“I don’t know if I ever expected it, because for me it was always about the process of getting there,” Rutschman said. “Now it's about setting new goals and new expectations. Now that I’m here, I’m just excited for the opportunity to go play and make baseball my job.”

Those expectations will be high, given Rutschman’s pedigree, contract and the major step in the Orioles' rebuilding process he represents. As for how he’ll spend his signing bonus, Rutschman demurred.

“I’m pretty comfortable with my Honda Civic,” he quipped.

“We said all along, this is probably the biggest decision that this organization is going to make this year, and we took it very seriously,” general manager and executive vice president Mike Elias said. “We couldn’t be more thrilled with the outcome, having him join our organization and be a part of the process in taking it back to where it belongs. We are in a phase now where we are looking for building blocks, and I think by signing Adley Rutschman we found a very big piece.”

Now Rutschman's climb begins. Elias said Rutschman will be sent to the Orioles' training facility in Sarasota, Fla., next week to join the O's Gulf Coast League affiliate, with an eye toward placing him at Class A Short-Season Aberdeen later this summer. There, Rutschman will catch part time while sprinkling in reps at first base and designated hitter.

While the long-term goal remains to keep Rutschman behind the plate, Elias called the plan to limit his early reps part of a “slow onboarding process to get him going after the layoff he’s had.” This year’s Golden Spikes Award and Dick Howser Trophy winner, Rutschman completed a 57-game junior season at Oregon State on June 1. He hit .411 with a 1.326 OPS, 17 home runs, 76 walks and just 38 strikeouts, leading all Division I players in walks and OBP while serving as the Beavers’ primary catcher.

“We feel his defense is fairly polished. We don’t feel he needs to log a ton of development innings at the catcher position. The at-bats are going to be more important,” Elias said. “But certainly we want to keep him catching.”

Therein lies the balancing act for the Orioles. Baseball history has not been kind to even the best offensive catchers, their production often diminishing fairly early under the demands of the position. But for as much as his bat and leadership qualities are lauded, it was the positional value catching provided Rutschman that helped separate him atop a Draft class top-heavy with college hitters.

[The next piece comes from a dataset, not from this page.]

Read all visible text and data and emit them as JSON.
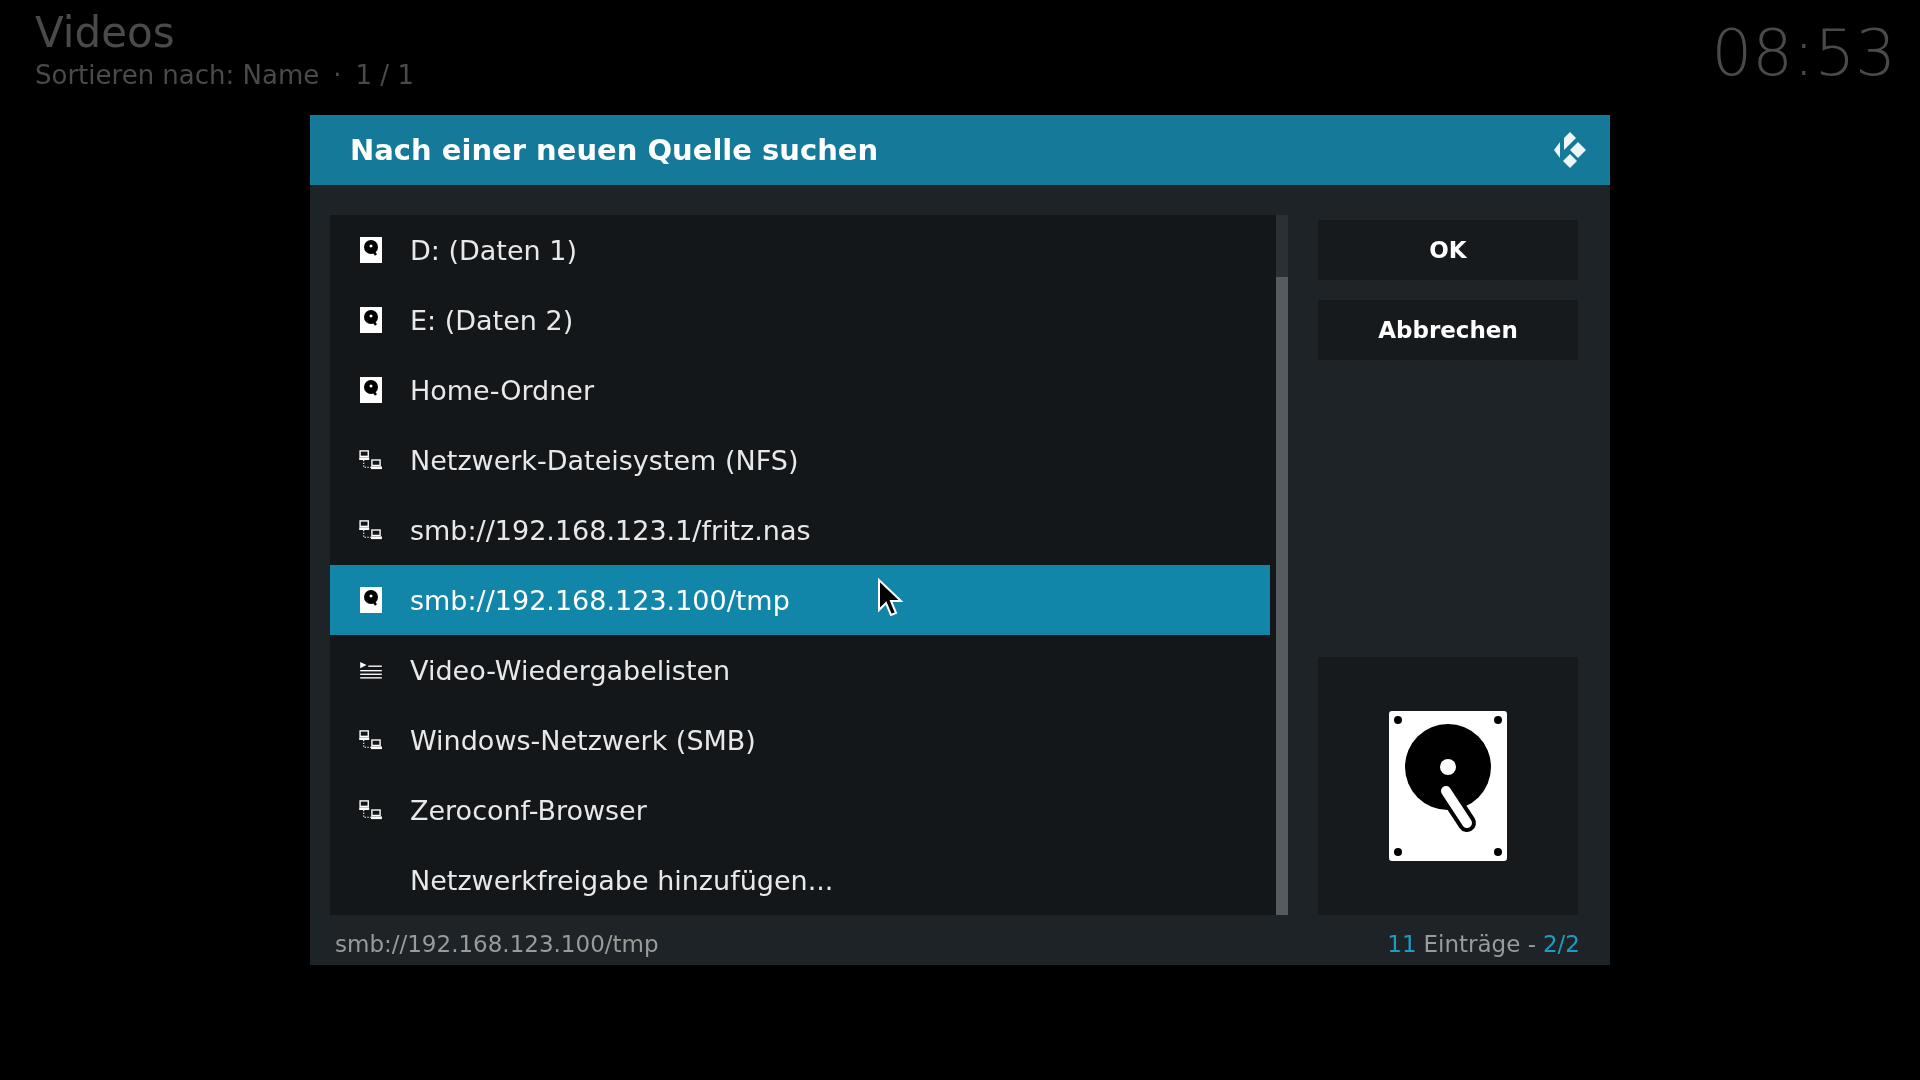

“For me, that’s a position I enjoy, because I am able to have that influence on others and be a leader on the team,” said Rutschman, who began catching full time in college.

The Orioles have been on him for much longer, with West Coast-area scout Brandon Verley first hearing about Rutschman when he was an eighth grader in central Oregon. Three years later, Verley stumped passionately for Rutschman in the Orioles' war room during the 2016 Draft’s later rounds, hoping to take a flier despite Rutschman’s strong commitment to Oregon State. The Mariners eventually selected Rutschman in the 40th round, as a pitcher, at which point he headed to Corvallis.

Rutschman was a two-sport athlete then, punting for OSU’s football team as a freshman before committing to baseball full time as a sophomore. That’s when, Verley said, Rutschman’s career “took off like a rocket.” He shot up Draft boards that spring, earning College World Series Most Outstanding Player honors for the national championship team that also included Orioles farmhand Cadyn Grenier.

“I can’t say enough about him,” Verley said. “It was the easiest decision, to be able to say yes to a player like that.”

Asked how quickly Rutschman can rise to the Majors, Verley said, “there are a lot of guys that think he can play there right now.”

“I think you could put him there right now if you wanted,” Verley said. “Obviously the learning curve would be tougher than if he was to climb [professional levels], but as quickly as Mike and the guys at the top are ready to get him in there, I think he’ll be ready to answer the call.”

For the Orioles, the how, why, and when are all questions for another day. They view Tuesday as just a beginning.

“We’re trying to bring in talent from every direction possible,” Elias said. “Having the No. 1 pick in the Draft is a special opportunity to do that. I think the important thing for us is that doesn’t start and end here.”